:: THE RECORDS ::

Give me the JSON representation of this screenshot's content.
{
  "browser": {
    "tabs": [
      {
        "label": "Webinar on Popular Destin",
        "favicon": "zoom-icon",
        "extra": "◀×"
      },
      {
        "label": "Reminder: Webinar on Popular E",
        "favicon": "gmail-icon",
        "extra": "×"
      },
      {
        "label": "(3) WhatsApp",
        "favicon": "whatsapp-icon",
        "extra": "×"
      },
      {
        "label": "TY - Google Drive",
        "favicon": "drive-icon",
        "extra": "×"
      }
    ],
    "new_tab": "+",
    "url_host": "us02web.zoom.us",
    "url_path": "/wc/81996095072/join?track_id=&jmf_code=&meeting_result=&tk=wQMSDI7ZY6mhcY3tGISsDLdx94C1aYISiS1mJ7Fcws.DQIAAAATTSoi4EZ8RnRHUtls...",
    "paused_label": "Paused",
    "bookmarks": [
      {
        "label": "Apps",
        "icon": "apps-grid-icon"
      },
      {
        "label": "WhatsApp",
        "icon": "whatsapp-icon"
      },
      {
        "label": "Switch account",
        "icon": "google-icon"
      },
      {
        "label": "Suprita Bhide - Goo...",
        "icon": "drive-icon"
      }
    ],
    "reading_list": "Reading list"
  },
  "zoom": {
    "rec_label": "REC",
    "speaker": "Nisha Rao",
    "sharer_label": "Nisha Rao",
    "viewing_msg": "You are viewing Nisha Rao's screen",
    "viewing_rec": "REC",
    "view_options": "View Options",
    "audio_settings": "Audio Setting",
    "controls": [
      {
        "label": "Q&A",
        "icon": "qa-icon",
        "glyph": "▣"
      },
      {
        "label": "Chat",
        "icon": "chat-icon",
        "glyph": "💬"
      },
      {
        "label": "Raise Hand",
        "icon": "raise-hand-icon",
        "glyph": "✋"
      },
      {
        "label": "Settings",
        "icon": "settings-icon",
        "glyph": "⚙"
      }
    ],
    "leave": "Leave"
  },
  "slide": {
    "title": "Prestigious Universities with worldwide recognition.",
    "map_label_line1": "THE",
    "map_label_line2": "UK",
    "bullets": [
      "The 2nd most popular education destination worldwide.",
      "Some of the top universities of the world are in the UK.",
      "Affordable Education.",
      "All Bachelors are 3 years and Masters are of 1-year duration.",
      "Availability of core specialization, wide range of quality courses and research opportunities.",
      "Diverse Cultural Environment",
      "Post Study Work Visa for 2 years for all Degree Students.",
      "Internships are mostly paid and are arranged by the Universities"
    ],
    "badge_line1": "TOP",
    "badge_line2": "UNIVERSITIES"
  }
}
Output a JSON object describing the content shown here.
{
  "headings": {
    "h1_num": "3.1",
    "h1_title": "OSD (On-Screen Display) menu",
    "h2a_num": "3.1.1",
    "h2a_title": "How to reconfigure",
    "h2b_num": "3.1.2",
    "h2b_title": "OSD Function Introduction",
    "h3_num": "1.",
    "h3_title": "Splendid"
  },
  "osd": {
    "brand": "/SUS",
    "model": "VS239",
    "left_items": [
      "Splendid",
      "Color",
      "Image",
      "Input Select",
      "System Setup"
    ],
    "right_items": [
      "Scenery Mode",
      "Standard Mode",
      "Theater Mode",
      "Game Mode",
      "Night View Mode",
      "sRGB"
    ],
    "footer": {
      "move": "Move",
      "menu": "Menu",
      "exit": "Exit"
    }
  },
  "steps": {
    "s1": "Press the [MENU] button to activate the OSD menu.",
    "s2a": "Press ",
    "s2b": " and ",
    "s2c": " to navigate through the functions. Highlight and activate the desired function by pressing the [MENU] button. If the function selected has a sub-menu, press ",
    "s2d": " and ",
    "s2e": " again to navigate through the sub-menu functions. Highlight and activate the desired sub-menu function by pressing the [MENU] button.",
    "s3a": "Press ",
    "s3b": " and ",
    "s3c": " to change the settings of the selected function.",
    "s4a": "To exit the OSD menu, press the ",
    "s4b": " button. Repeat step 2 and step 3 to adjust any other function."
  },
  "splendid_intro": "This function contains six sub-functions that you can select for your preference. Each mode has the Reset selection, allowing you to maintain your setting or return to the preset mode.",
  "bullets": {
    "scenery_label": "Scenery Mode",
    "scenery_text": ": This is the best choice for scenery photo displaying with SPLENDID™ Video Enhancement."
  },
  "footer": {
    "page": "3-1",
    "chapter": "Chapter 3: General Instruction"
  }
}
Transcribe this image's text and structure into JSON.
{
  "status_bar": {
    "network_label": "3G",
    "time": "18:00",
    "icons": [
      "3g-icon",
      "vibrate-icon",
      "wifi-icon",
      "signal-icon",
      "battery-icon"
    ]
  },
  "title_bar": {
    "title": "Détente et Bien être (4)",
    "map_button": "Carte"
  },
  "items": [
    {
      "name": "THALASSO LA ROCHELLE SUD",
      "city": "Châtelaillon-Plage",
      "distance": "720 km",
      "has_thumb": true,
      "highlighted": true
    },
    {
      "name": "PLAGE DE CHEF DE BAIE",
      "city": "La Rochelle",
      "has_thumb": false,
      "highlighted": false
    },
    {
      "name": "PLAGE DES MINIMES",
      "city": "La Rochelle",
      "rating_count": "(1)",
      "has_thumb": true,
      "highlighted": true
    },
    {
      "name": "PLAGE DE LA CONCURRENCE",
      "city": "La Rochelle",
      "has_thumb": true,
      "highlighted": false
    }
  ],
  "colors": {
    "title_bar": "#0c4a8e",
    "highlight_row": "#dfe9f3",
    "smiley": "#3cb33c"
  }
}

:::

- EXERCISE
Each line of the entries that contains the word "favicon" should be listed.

- EXPECTED ANSWER
        "favicon": "zoom-icon",
        "favicon": "gmail-icon",
        "favicon": "whatsapp-icon",
        "favicon": "drive-icon",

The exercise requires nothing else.